On Tuesday, October 8, 2013, the United States Court of Appeals for the Fifth Circuit in BPU Management, Inc. v DOWCP (Donald Morgan) again addressed jurisdictional coverage under The Longshore and Harbor Workers’ Compensation Act (LHWCA). Following on the heels of New Orleans Depot Services, Inc., (NODSI) v. DOWCP, 718 Fed. 3rd 384, 387 (5th Cir. 2013) (en banc), which as discussed in a previous Offshore Winds blog post specifically addressed the confines of geographic situs, this panel of the Court addressed the functional component of the situs test.
In what appears to be a very common sensical approach to the “point of rest” concept as it was further defined by the Supreme Court in Northeast Marine Terminal, Co., Inc. v. Caputo, 432 U.S. 249, 267 (1977), the Fifth Circuit, based upon the particular factual setting of the claimant’s employment, posed the appropriate question. The determinative question as seen by the Court is whether the situs where the claimant was injured was customarily used for unloading a vessel.
The claimant, David Martin, had been employed with his employer between 1997 and 2006. The employer maintained a facility on the Texas Gulf Coast used for the production of industrial alumina from raw bauxite. The facility was situated along a navigable waterway so that vessels could easily unload feed stock materials and load finished products.
Bauxite would be unloaded from vessels at the employer’s dock using an overhead conveyer system which then carried the bauxite over a street and fence separating the dock area from the alumina processing facility. There the bauxite would be deposited into one of several bins located in a large covered storage area. The bauxite would remain in the storage area until needed later in the refining process. When required, the bauxite would be transferred by opening a trap door at the bottom of the bin. The bauxite would then drain into a screw feeder which broke down the bauxite into smaller pieces and deposited it onto a conveyor belt located in the cross tunnel.
Mr. Martin’s usual employment was as a dockworker to ensure that ships were properly docked and loaded or unloaded, but at other infrequent times he participated in the cleaning of bauxite debris in a cross tunnel. The back injury for which he sought compensation occurred while he was shoveling displaced bauxite back to the conveyor system located in the cross tunnel.
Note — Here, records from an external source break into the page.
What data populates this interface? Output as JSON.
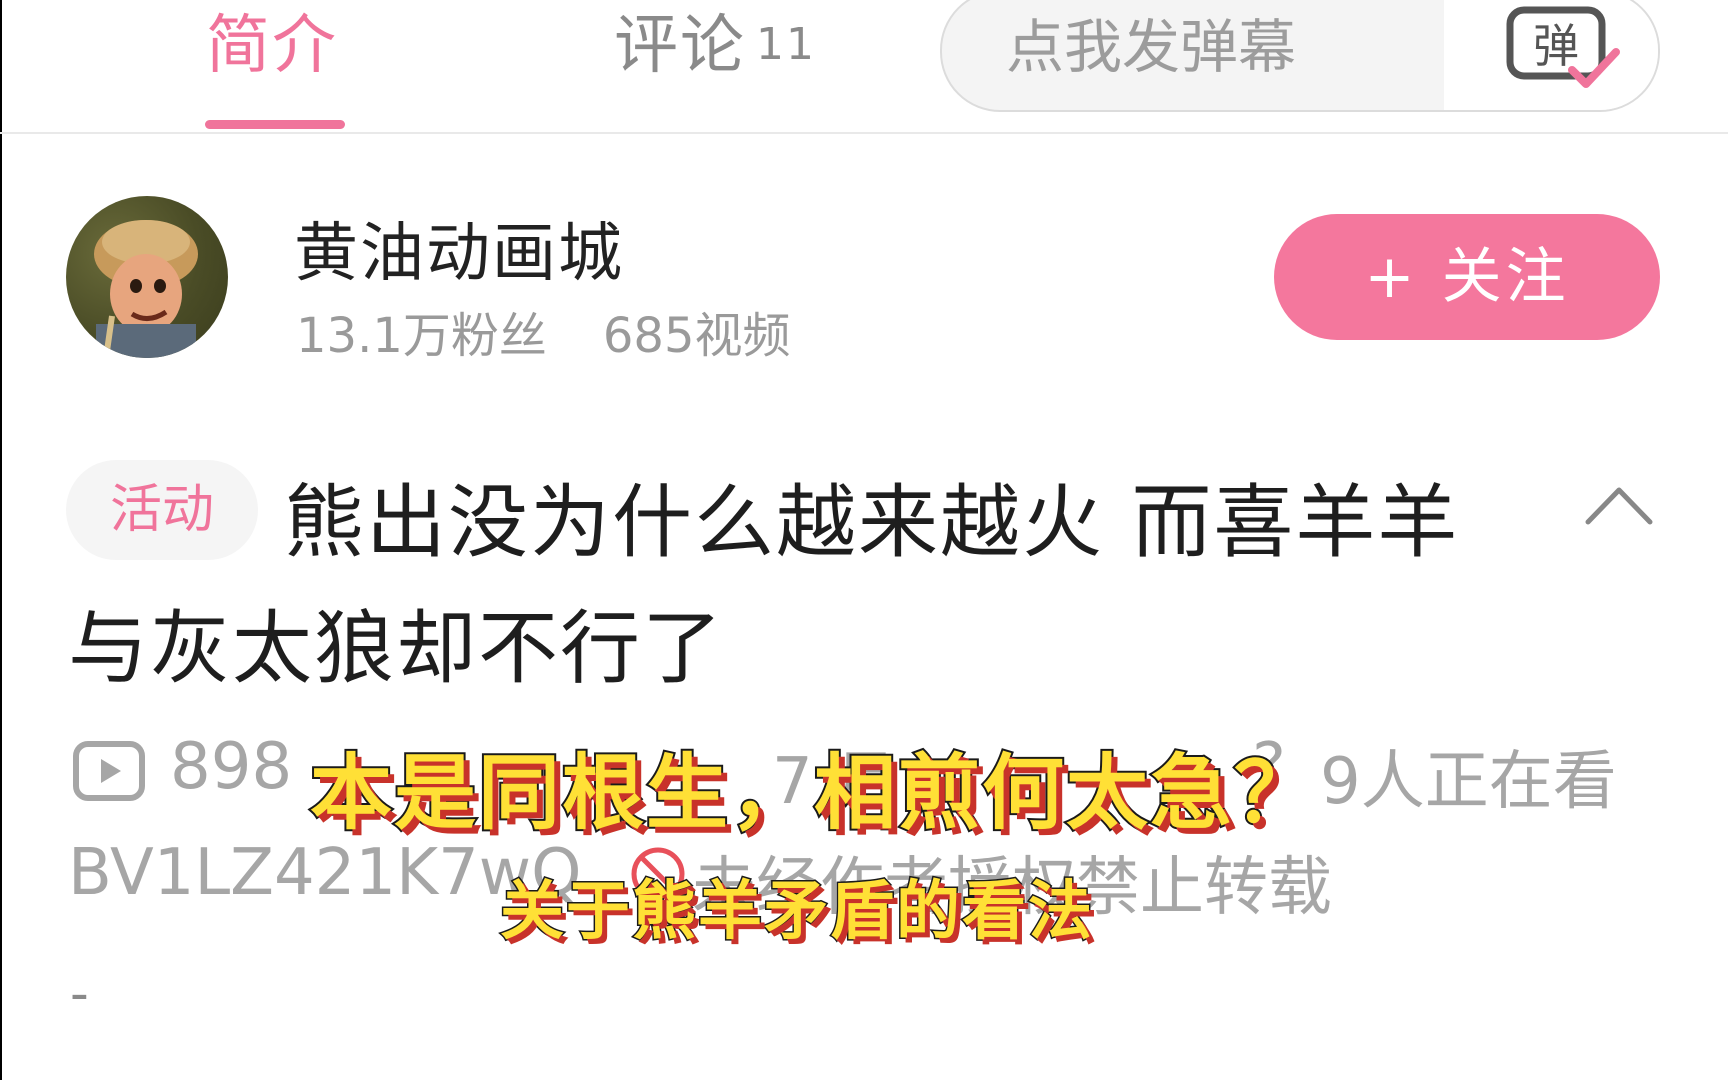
{
  "tabs": {
    "intro_label": "简介",
    "comments_label": "评论",
    "comments_count": "11",
    "active_color": "#f0749b"
  },
  "danmaku": {
    "placeholder": "点我发弹幕",
    "button_glyph": "弹"
  },
  "uploader": {
    "name": "黄油动画城",
    "followers": "13.1万粉丝",
    "videos": "685视频",
    "follow_label": "+ 关注"
  },
  "video": {
    "badge": "活动",
    "title_line1": "熊出没为什么越来越火 而喜羊羊",
    "title_line2": "与灰太狼却不行了",
    "views": "898",
    "date_fragment": "7 月",
    "watch_fragment": "?",
    "watching": "9人正在看",
    "bvid": "BV1LZ421K7wQ",
    "reprint_notice": "未经作者授权禁止转载",
    "description": "-"
  },
  "subtitles": {
    "main": "本是同根生，相煎何太急？",
    "secondary": "关于熊羊矛盾的看法"
  },
  "icons": {
    "play": "play-icon",
    "ban": "ban-icon",
    "collapse": "chevron-up-icon",
    "danmaku": "danmaku-icon"
  }
}
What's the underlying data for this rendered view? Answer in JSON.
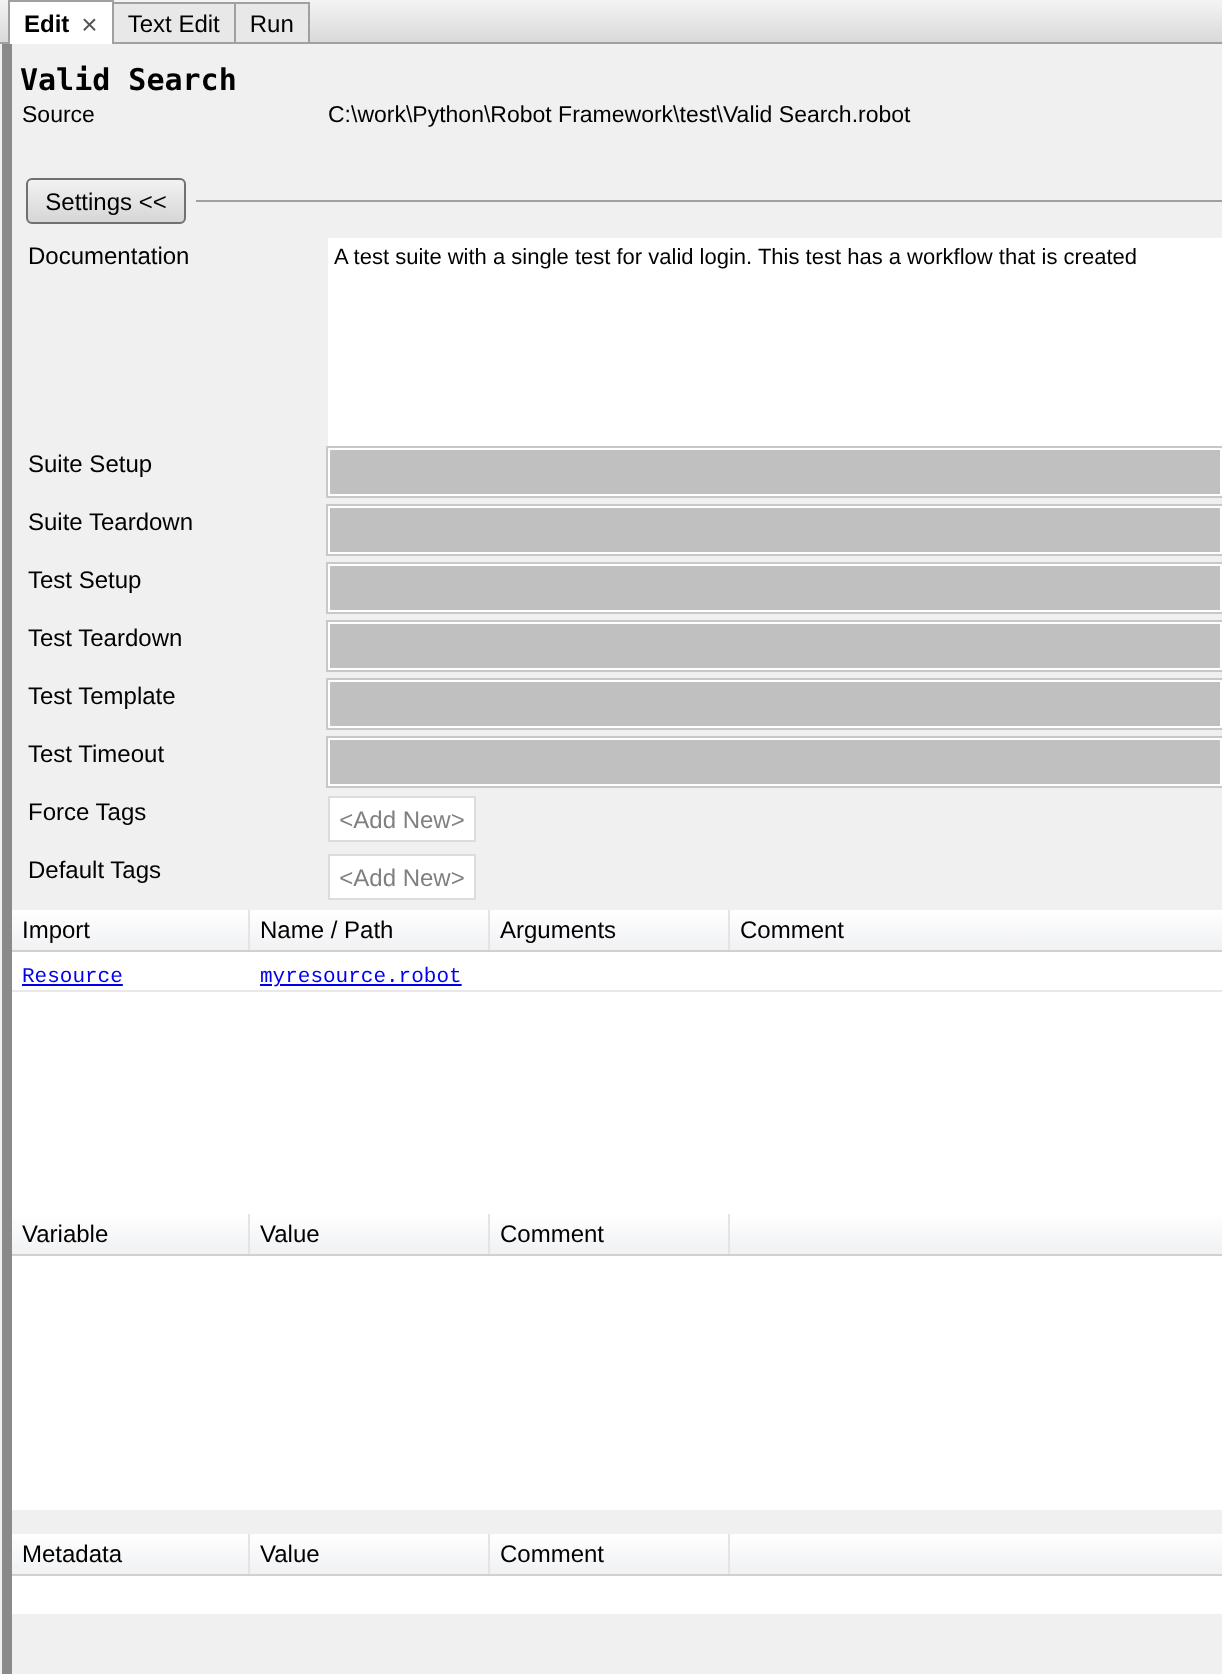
{
  "tabs": [
    {
      "label": "Edit",
      "selected": true,
      "close": "×"
    },
    {
      "label": "Text Edit",
      "selected": false
    },
    {
      "label": "Run",
      "selected": false
    }
  ],
  "suite": {
    "title": "Valid Search",
    "source_label": "Source",
    "source": "C:\\work\\Python\\Robot Framework\\test\\Valid Search.robot"
  },
  "settings_button": "Settings <<",
  "settings": [
    {
      "kind": "text",
      "label": "Documentation",
      "value": "A test suite with a single test for valid login. This test has a workflow that is created"
    },
    {
      "kind": "disabled",
      "label": "Suite Setup"
    },
    {
      "kind": "disabled",
      "label": "Suite Teardown"
    },
    {
      "kind": "disabled",
      "label": "Test Setup"
    },
    {
      "kind": "disabled",
      "label": "Test Teardown"
    },
    {
      "kind": "disabled",
      "label": "Test Template"
    },
    {
      "kind": "disabled",
      "label": "Test Timeout"
    },
    {
      "kind": "tags",
      "label": "Force Tags",
      "placeholder": "<Add New>"
    },
    {
      "kind": "tags",
      "label": "Default Tags",
      "placeholder": "<Add New>"
    }
  ],
  "imports": {
    "columns": [
      "Import",
      "Name / Path",
      "Arguments",
      "Comment"
    ],
    "rows": [
      [
        "Resource",
        "myresource.robot"
      ]
    ]
  },
  "variables": {
    "columns": [
      "Variable",
      "Value",
      "Comment"
    ]
  },
  "metadata": {
    "columns": [
      "Metadata",
      "Value",
      "Comment"
    ]
  }
}
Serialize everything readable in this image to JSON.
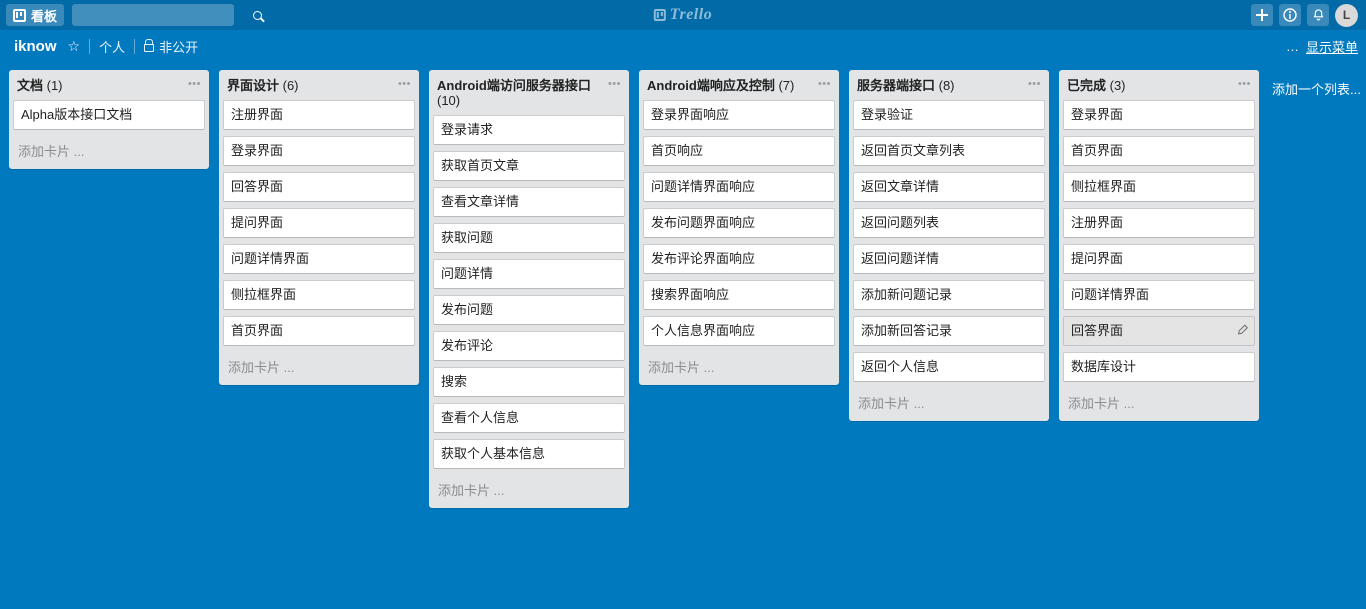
{
  "topbar": {
    "boards_button": "看板",
    "boards_icon": "board-icon",
    "search_value": "",
    "search_placeholder": "",
    "search_icon": "search-icon",
    "logo_text": "Trello",
    "logo_icon": "trello-board-icon",
    "add_icon": "plus-icon",
    "info_icon": "info-icon",
    "notifications_icon": "bell-icon",
    "avatar_initial": "L"
  },
  "boardbar": {
    "board_name": "iknow",
    "star_icon": "star-icon",
    "team": "个人",
    "lock_icon": "lock-icon",
    "visibility": "非公开",
    "menu_dots": "…",
    "show_menu": "显示菜单"
  },
  "board": {
    "add_list": "添加一个列表...",
    "add_card_label": "添加卡片 ...",
    "list_menu_icon": "list-menu-icon",
    "edit_icon": "pencil-icon",
    "lists": [
      {
        "title": "文档",
        "count": "(1)",
        "cards": [
          "Alpha版本接口文档"
        ]
      },
      {
        "title": "界面设计",
        "count": "(6)",
        "cards": [
          "注册界面",
          "登录界面",
          "回答界面",
          "提问界面",
          "问题详情界面",
          "侧拉框界面",
          "首页界面"
        ]
      },
      {
        "title": "Android端访问服务器接口",
        "count": "(10)",
        "cards": [
          "登录请求",
          "获取首页文章",
          "查看文章详情",
          "获取问题",
          "问题详情",
          "发布问题",
          "发布评论",
          "搜索",
          "查看个人信息",
          "获取个人基本信息"
        ]
      },
      {
        "title": "Android端响应及控制",
        "count": "(7)",
        "cards": [
          "登录界面响应",
          "首页响应",
          "问题详情界面响应",
          "发布问题界面响应",
          "发布评论界面响应",
          "搜索界面响应",
          "个人信息界面响应"
        ]
      },
      {
        "title": "服务器端接口",
        "count": "(8)",
        "cards": [
          "登录验证",
          "返回首页文章列表",
          "返回文章详情",
          "返回问题列表",
          "返回问题详情",
          "添加新问题记录",
          "添加新回答记录",
          "返回个人信息"
        ]
      },
      {
        "title": "已完成",
        "count": "(3)",
        "cards": [
          "登录界面",
          "首页界面",
          "侧拉框界面",
          "注册界面",
          "提问界面",
          "问题详情界面",
          "回答界面",
          "数据库设计"
        ],
        "hovered_card_index": 6
      }
    ]
  },
  "colors": {
    "board_bg": "#0079bf",
    "topbar_bg": "#026aa7",
    "list_bg": "#e2e4e6",
    "card_bg": "#ffffff"
  }
}
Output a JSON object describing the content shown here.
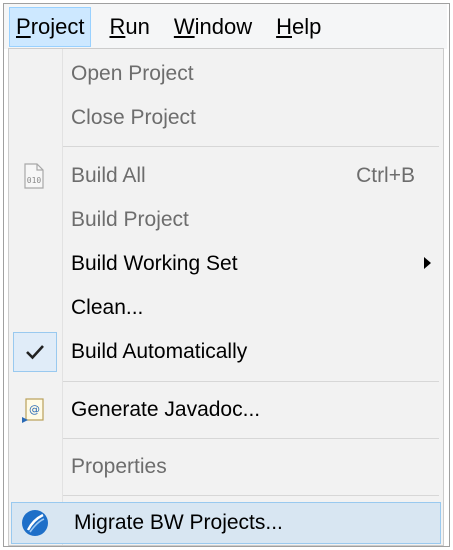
{
  "menubar": {
    "items": [
      {
        "label": "Project",
        "mnemonic": "P",
        "rest": "roject",
        "pre": ""
      },
      {
        "label": "Run",
        "mnemonic": "R",
        "rest": "un",
        "pre": ""
      },
      {
        "label": "Window",
        "mnemonic": "W",
        "rest": "indow",
        "pre": ""
      },
      {
        "label": "Help",
        "mnemonic": "H",
        "rest": "elp",
        "pre": ""
      }
    ]
  },
  "dropdown": {
    "open_project": "Open Project",
    "close_project": "Close Project",
    "build_all": "Build All",
    "build_all_shortcut": "Ctrl+B",
    "build_all_icon_text": "010",
    "build_project": "Build Project",
    "build_working_set": "Build Working Set",
    "clean": "Clean...",
    "build_automatically": "Build Automatically",
    "generate_javadoc": "Generate Javadoc...",
    "properties": "Properties",
    "migrate_bw": "Migrate BW Projects..."
  },
  "icons": {
    "build_all": "binary-file-icon",
    "build_automatically": "checkmark-icon",
    "generate_javadoc": "javadoc-icon",
    "migrate_bw": "tibco-bw-icon"
  },
  "colors": {
    "menu_active_bg": "#cde8ff",
    "hover_bg": "#d8e6f2",
    "disabled_text": "#6d6d6d",
    "accent_blue": "#1e6fc8"
  }
}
The courts below, finding situs had been established, reasoned that the cross tunnel where Martin was injured had a substantial nexus with the bulk site unloading process, indicating that it had a functional relationship with navigable waters. Because the storage buildings were used in unloading bauxite and did not house manufacturing facilities, the Court below deduced by elimination that the cross tunnel beneath the buildings was necessarily involved in the unloading process. The Fifth Circuit felt the focus of this inquiry to be misdirected and indicated that rather than determine if the site was used for manufacturing, the appropriate question was whether it was customarily used for unloading a vessel. If not, situs was not established.
In answering this question, the Fifth Circuit noted that once the bauxite was delivered to the storage area, the employer’s engineering employees managed and controlled the bauxite’s further movement. It also noted that when the bauxite was placed into the bins, it was placed on top of previously discharged bauxite and would sit in the long term storage stockpile until it migrated to the bottom to be selected by the employer’s process engineers for production and movement for crushing in the screw feeder and finally transported toward the metal extraction facility by the conveyer located on the situs of Mr. Martin’s injury.
Once the facts of this case are understood, one can clearly see a demarcation between the unloading process and further activity involved with the bauxite, thus the Fifth Circuit ruled Mr. Martin was not covered under the LHWCA. Whether this decision will significantly affect other situs cases, as will the NODSI case, supra, it remains to be seen. The decision does, however, seem to answer the question that a Longshore Act employee, under certain circumstances, can walk in and out of coverage during his daily activities.